Manjunat said...

Thanks, Ravi :-).

Sreekumar said...

Sorry couldnt follow the logic to its entirety because I do not have much background here. However I agree with you that being an engineer, one can bring a more practical(?) or atleast realistic look. I am biased here because I too am one by training.

The quote of the african is funny though tragic. It reminded me of a quote by someone which went like

"If a man with experienc meets a man with money, the man with money gets the experience and the man with experience gets the money!"

Happy to see you again in your realm!

Manjunat said...

However I agree with you that being an engineer, one can bring a more practical(?) or atleast realistic look. I am biased here because I too am one by training.

Those are Stephen Jay Gould's words(Check Razib's Gene Expression blog). I thought I could use them here!

I find it difficult to agree with any attempt at finding the "pure" native cultural ethos. May be possible in the case of some isolated tribes.

Thanks for the quote.

PS: For some reason, comments link vanished from this blog. I suspect it may be because of the link that I have added in the comment. I have deleted the link.

Khan Tangri said...

Turkic and Mongolic steppe-dwellers (along with peripheral descendants like Tatars in Ukraine and Hazaras in Afghanistan) and their also seem to exhibit an aversion to or disdain for fish: Kazakh, Kirghiz, and Turkoman are mentioned in Simoons' "Eat not this flesh" (1994), and I know Mongols have similar beliefs.

Interestingly enough, Simoons goes on to mention that this fish taboo was found not only amongst the pagan IE inhabitants of Kafiristan but also amongst Dravidian-speaking Brahuis.

Manjunat said...

Khan Tangri:
Thank you very much for those helpful inputs. I browsed thro' Simmons' book at Google Books and found it very informative.

Indeed Brahuis were supposed to carry fish taboo. But I wonder if that could be due to Mongol influence(Mongol->Pathan-> Brahui) in those regions. As far as I know this taboo didn't exist among Dravidian tribes in Central and South India.
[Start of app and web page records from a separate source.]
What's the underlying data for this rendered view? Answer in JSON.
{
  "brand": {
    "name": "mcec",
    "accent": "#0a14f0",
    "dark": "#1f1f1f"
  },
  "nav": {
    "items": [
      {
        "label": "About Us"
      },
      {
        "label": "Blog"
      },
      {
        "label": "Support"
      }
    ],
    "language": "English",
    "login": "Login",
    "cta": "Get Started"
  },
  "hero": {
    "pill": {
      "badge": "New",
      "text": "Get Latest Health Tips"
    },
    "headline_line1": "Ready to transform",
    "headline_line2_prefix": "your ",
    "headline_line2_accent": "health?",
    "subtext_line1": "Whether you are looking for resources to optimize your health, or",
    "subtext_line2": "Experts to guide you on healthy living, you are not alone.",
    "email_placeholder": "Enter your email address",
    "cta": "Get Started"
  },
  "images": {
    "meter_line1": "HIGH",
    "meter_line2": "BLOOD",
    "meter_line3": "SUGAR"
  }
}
Also, it should be noted that, by population genetics, only 35% of Brahui matrilineage is South Asian specific.